Uniopolis Village Council member Marilyn Fleck addresses 23 attendees and the rest of council Monday of her concerns with Mayor Bill Rolston over information he released prior to the Nov. 6 general election.
UNIOPOLIS — Miffed by a narrow election defeat that was swayed by what some councilors are calling misinformation, several councilors railed against Uniopolis Mayor Bill Rolston Monday.
A vote requesting the mayor’s resignation was called, but the measure ultimately failed.
However, it did not stop the harsh words councilors had for Rolston during the meeting.
Due to financial limitations created by a dwindling funds handed down to the community each year from the state through Local Government Funds, councilors proposed a move to unincorporate the village, or surrender the corporation to the township, last February.
An information campaign went into motion until the November election. Days before the election, a letter was circulated to most of the residents in the village.
On Oct. 30, a few residents in the village
received a letter that said the village residents would see a $650 per house if the village corporation was surrendered to the township. It also said a 3-mill levy would be imposed.
While the letter was unsigned, Rolston immediately took responsibility for the letter when asked if he had circulated it.
Councilor Greg Ritchie said he felt that the village residents were done a disservice by Rolston’s actions.
Speaking on the claims of the possible $650 rate hike, he said “It wasn’t going to happen.”
“To insinuate the trustees were going to sneak a rate in was an insult,” Ritchie said.
Ritchie also addressed claims made by the mayor stating that funding would pick back up as the national economy recovered. Rolston claimed last month he felt the economy was beginning to recover and that the village would pick up some of their lost funding.
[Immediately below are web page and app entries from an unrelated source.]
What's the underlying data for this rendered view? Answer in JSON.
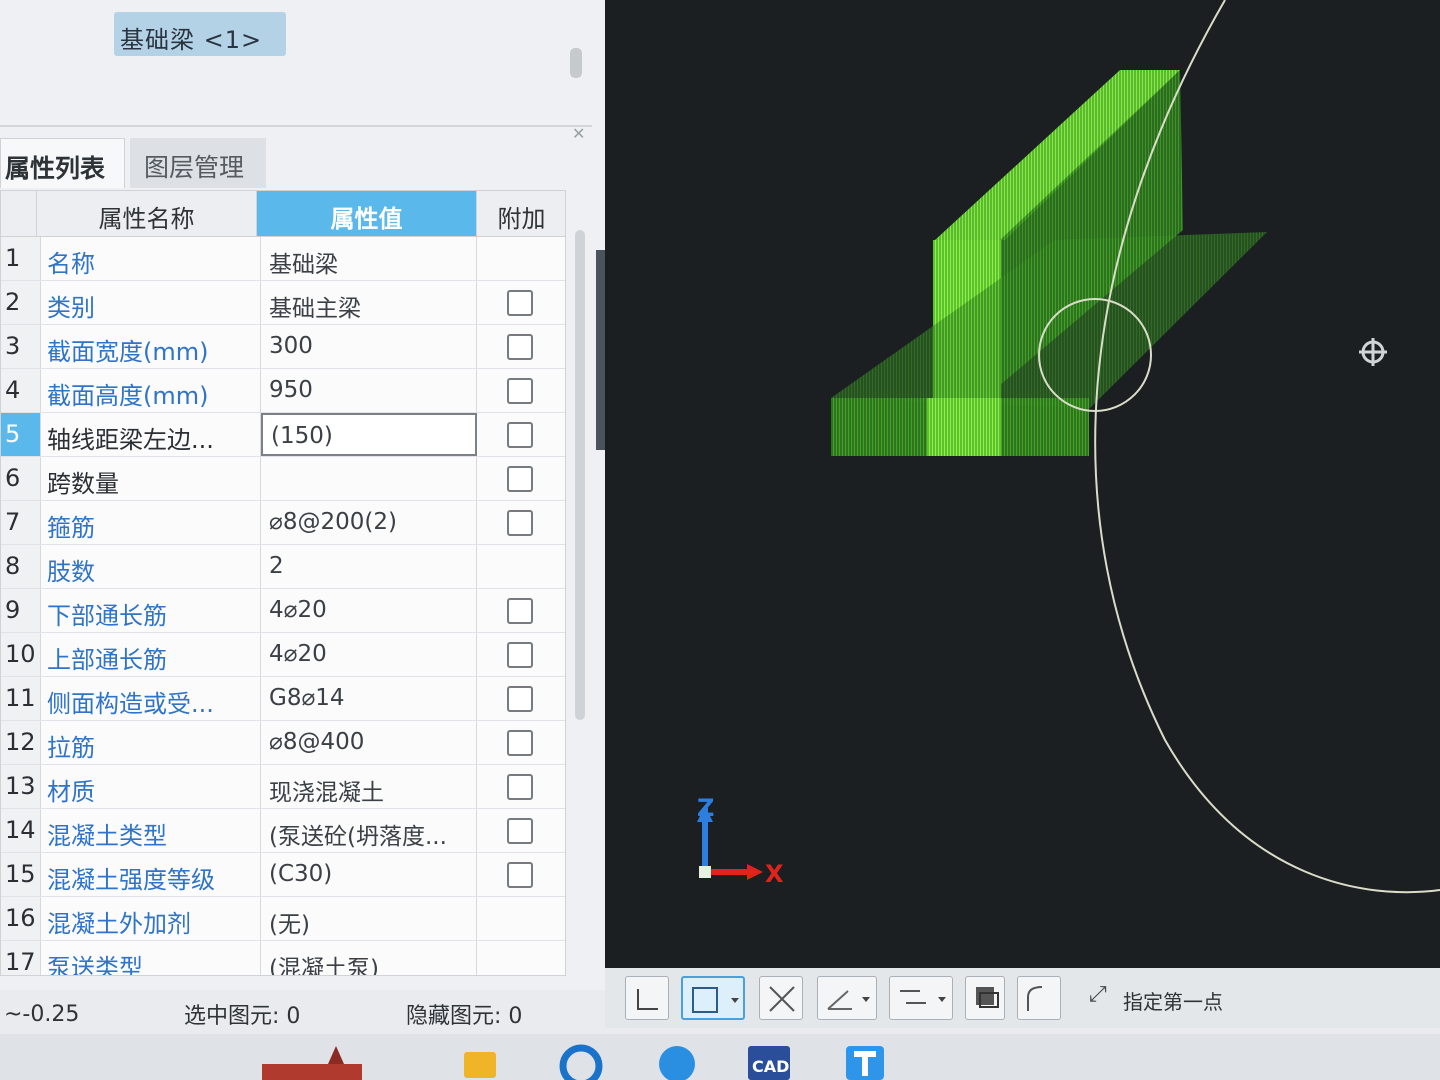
{
  "left_panel": {
    "element_selector": "基础梁 <1>",
    "tabs": [
      {
        "label": "属性列表"
      },
      {
        "label": "图层管理"
      }
    ],
    "grid": {
      "headers": {
        "name": "属性名称",
        "value": "属性值",
        "extra": "附加"
      },
      "rows": [
        {
          "num": "1",
          "name": "名称",
          "value": "基础梁"
        },
        {
          "num": "2",
          "name": "类别",
          "value": "基础主梁"
        },
        {
          "num": "3",
          "name": "截面宽度(mm)",
          "value": "300"
        },
        {
          "num": "4",
          "name": "截面高度(mm)",
          "value": "950"
        },
        {
          "num": "5",
          "name": "轴线距梁左边...",
          "value": "(150)"
        },
        {
          "num": "6",
          "name": "跨数量",
          "value": ""
        },
        {
          "num": "7",
          "name": "箍筋",
          "value": "⌀8@200(2)"
        },
        {
          "num": "8",
          "name": "肢数",
          "value": "2"
        },
        {
          "num": "9",
          "name": "下部通长筋",
          "value": "4⌀20"
        },
        {
          "num": "10",
          "name": "上部通长筋",
          "value": "4⌀20"
        },
        {
          "num": "11",
          "name": "侧面构造或受...",
          "value": "G8⌀14"
        },
        {
          "num": "12",
          "name": "拉筋",
          "value": "⌀8@400"
        },
        {
          "num": "13",
          "name": "材质",
          "value": "现浇混凝土"
        },
        {
          "num": "14",
          "name": "混凝土类型",
          "value": "(泵送砼(坍落度..."
        },
        {
          "num": "15",
          "name": "混凝土强度等级",
          "value": "(C30)"
        },
        {
          "num": "16",
          "name": "混凝土外加剂",
          "value": "(无)"
        },
        {
          "num": "17",
          "name": "泵送类型",
          "value": "(混凝土泵)"
        }
      ]
    },
    "status": {
      "coord": "~-0.25",
      "selected_label": "选中图元: 0",
      "hidden_label": "隐藏图元: 0"
    }
  },
  "viewport": {
    "axis_z": "Z",
    "axis_x": "X",
    "colors": {
      "background": "#1c1f22",
      "beam_bright": "#7fe63a",
      "beam_dark": "#3e8c22",
      "axis_x": "#e0241b",
      "axis_z": "#2e7ee0"
    }
  },
  "toolbar": {
    "hint": "指定第一点"
  }
}
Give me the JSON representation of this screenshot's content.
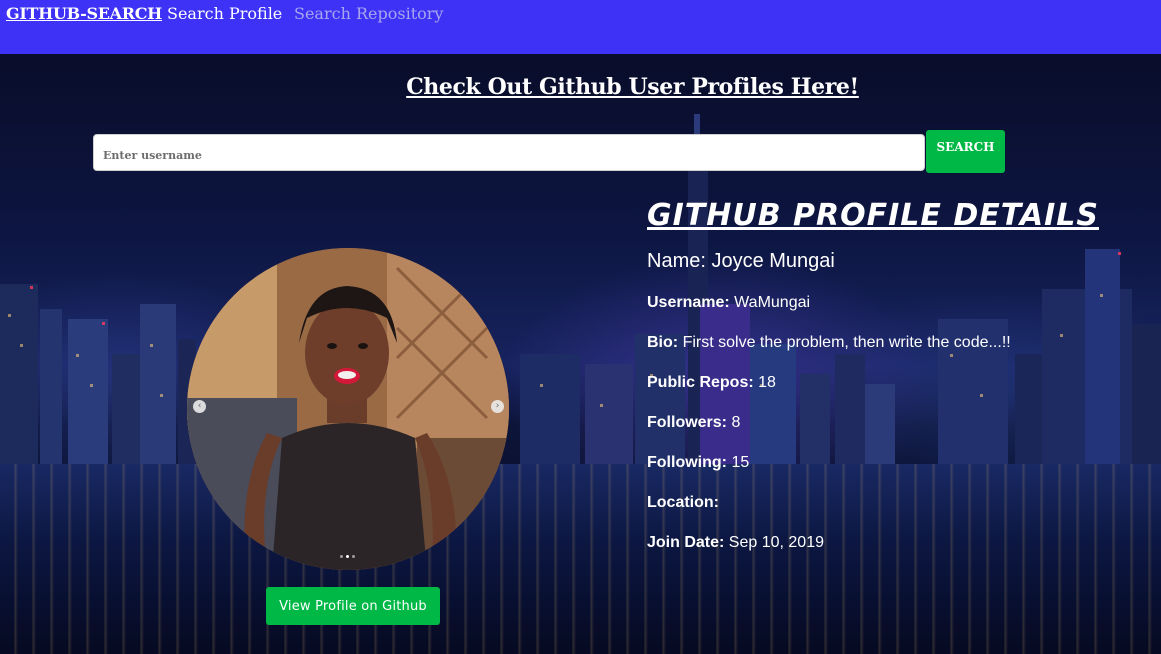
{
  "navbar": {
    "brand": "GITHUB-SEARCH",
    "links": [
      {
        "label": "Search Profile"
      },
      {
        "label": "Search Repository"
      }
    ]
  },
  "headline": "Check Out Github User Profiles Here!",
  "search": {
    "placeholder": "Enter username",
    "value": "",
    "button_label": "SEARCH"
  },
  "profile": {
    "section_title": "GITHUB PROFILE DETAILS",
    "name_label": "Name:",
    "name_value": "Joyce Mungai",
    "rows": [
      {
        "label": "Username:",
        "value": "WaMungai"
      },
      {
        "label": "Bio:",
        "value": "First solve the problem, then write the code...!!"
      },
      {
        "label": "Public Repos:",
        "value": "18"
      },
      {
        "label": "Followers:",
        "value": "8"
      },
      {
        "label": "Following:",
        "value": "15"
      },
      {
        "label": "Location:",
        "value": ""
      },
      {
        "label": "Join Date:",
        "value": "Sep 10, 2019"
      }
    ],
    "view_button_label": "View Profile on Github"
  },
  "carousel": {
    "prev_icon": "chevron-left-icon",
    "next_icon": "chevron-right-icon",
    "prev_glyph": "‹",
    "next_glyph": "›"
  },
  "colors": {
    "navbar": "#3d32f5",
    "accent_green": "#00b845",
    "inactive_link": "#a8a6ee",
    "text": "#ffffff"
  }
}
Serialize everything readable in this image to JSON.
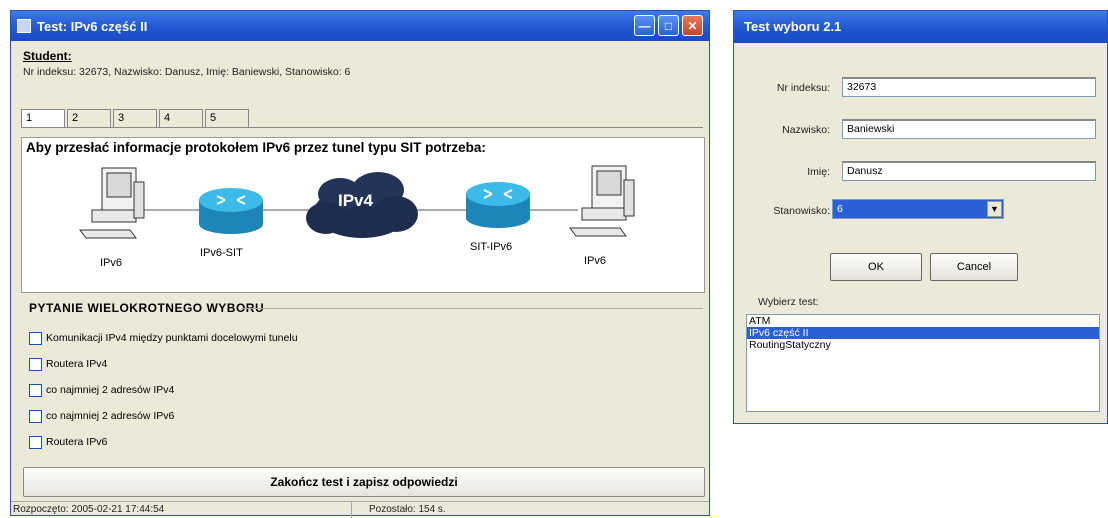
{
  "main_window": {
    "title": "Test: IPv6 część II",
    "student_header": "Student:",
    "student_info": "Nr indeksu: 32673,  Nazwisko: Danusz,  Imię: Baniewski,  Stanowisko: 6",
    "tabs": [
      {
        "label": "1",
        "active": true
      },
      {
        "label": "2",
        "active": false
      },
      {
        "label": "3",
        "active": false
      },
      {
        "label": "4",
        "active": false
      },
      {
        "label": "5",
        "active": false
      }
    ],
    "question": "Aby przesłać informacje protokołem IPv6 przez tunel typu SIT potrzeba:",
    "diagram": {
      "left_pc_label": "IPv6",
      "left_router_label": "IPv6-SIT",
      "cloud_label": "IPv4",
      "right_router_label": "SIT-IPv6",
      "right_pc_label": "IPv6"
    },
    "multiple_choice_title": "PYTANIE WIELOKROTNEGO WYBORU",
    "options": [
      {
        "label": "Komunikacji IPv4 między punktami docelowymi tunelu",
        "checked": false
      },
      {
        "label": "Routera IPv4",
        "checked": false
      },
      {
        "label": "co najmniej 2 adresów IPv4",
        "checked": false
      },
      {
        "label": "co najmniej 2 adresów IPv6",
        "checked": false
      },
      {
        "label": "Routera IPv6",
        "checked": false
      }
    ],
    "finish_button": "Zakończ test i zapisz odpowiedzi",
    "status_started": "Rozpoczęto: 2005-02-21 17:44:54",
    "status_remaining": "Pozostało: 154 s."
  },
  "dialog": {
    "title": "Test wyboru 2.1",
    "fields": {
      "index_label": "Nr indeksu:",
      "index_value": "32673",
      "surname_label": "Nazwisko:",
      "surname_value": "Baniewski",
      "name_label": "Imię:",
      "name_value": "Danusz",
      "station_label": "Stanowisko:",
      "station_value": "6"
    },
    "ok_button": "OK",
    "cancel_button": "Cancel",
    "list_label": "Wybierz test:",
    "tests": [
      {
        "label": "ATM",
        "selected": false
      },
      {
        "label": "IPv6 część II",
        "selected": true
      },
      {
        "label": "RoutingStatyczny",
        "selected": false
      }
    ]
  },
  "colors": {
    "titlebar": "#1f55d0",
    "window_bg": "#ece9d8",
    "selection": "#2a5fd8",
    "router": "#2fa6d6",
    "cloud": "#1e2c4e"
  }
}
“The economy is not coming back,” Ritchie said. “What we are hearing, they are going to take more. To say we have more revenue coming is not true. If you know something we don’t know, base it on facts.”
State officials are unlikely to reinstate funds if the economy recovers and state coffers start to receive more money.
Ritchie also called on the mayor to be “civil and honest.”
Councilors Marilyn Fleck and Elaine Wenning took it a step further, claiming possible criminal wrongdoing by the mayor. Their claims included malfeasance, obstructing official business, and violating his oath of office.
“I had a lady tell me the $650 claim was the reason why she changed her vote,” Fleck said.
The issue failed by a vote of 60-57.
Fleck also commented on removing the stamped envelopes from post office boxes by Rolston and Uniopolis Postmaster Link Noykos.
“I was asked not to cause problems for Link (Noykos),” Fleck said, “but it is a felony to take out spammed envelopes.”
Fleck also commented on claims she said another area mayor had made about the township trustees.
“They said, ‘Do you think the township cares?’” Fleck said. “I think those three men care.”
Wenning further leveled on the mayor.
“When we took office, we took an oath,” Wenning said. “He is supposed to be a reliable leader. He violated the honesty of the oath. He communicated information that he knew was not correct. He was using his position to sway the vote.”
After reading from her prepared statement, an initial motion was made to vote on the resignation of the mayor. After discussion, the motion was modified to vote on asking the mayor to resign, but the move was defeated.
Councilors Fleck, Jason Wenning, and Elaine Wenning voted yes, while Ritchie and John Webb abstained. David Kohlreiser voted no. Rolston said he had no plans of resigning his position.
Councilors now face the dilemma of what to do next. Possibilities being considered include placing the issue back on the ballot in May and placing a fire levy or an operating levy to help with funding.
Councilors also have the option of implementing a 1 percent income tax levy on the citizenry.
The councilors also expressed an interest in putting unincorporation back up to a vote. If they do in fact put it back up for a vote, that plan on issuing information they say is more correct and not full of rumors.
“I don’t know what we are going to do,” Ritchie said. “We need to have feedback from the residents.”
Rolston did not want to comment on any of the councilor’s claims or concerns, but said he plans to “see this through.”
“I am not going to resign,” he said. “I did not take this job to make friends.”
The meeting was adjourned and scheduled to re-convene at 7 p.m. Dec. 27.
Council also addressed a letter to the editor placed in the Wapakoneta Daily News Nov. 28 by Kathy Rolston-Fisher, who is Rolston’s daughter. In her letter, Rolston-Fisher said she found it “ironic that roads were paved, directly in front of council members homes, just days before the election.”
She also said council members should focus on ways the village can survive rather than putting it right back on the ballot again.
“If that’s your solution, then maybe its not the mayor should resign,” the letter said.
Council members expressed disapproval with the letter.
“I didn’t appreciate the letter to the editor,” Ritchie said. “The road paving project was done before any of these members of council were on besides Elaine (Wenning). So to put it in the paper was an insult to all the council members and I don’t appreciate it. I think it should be retracted. It should be based on truth.”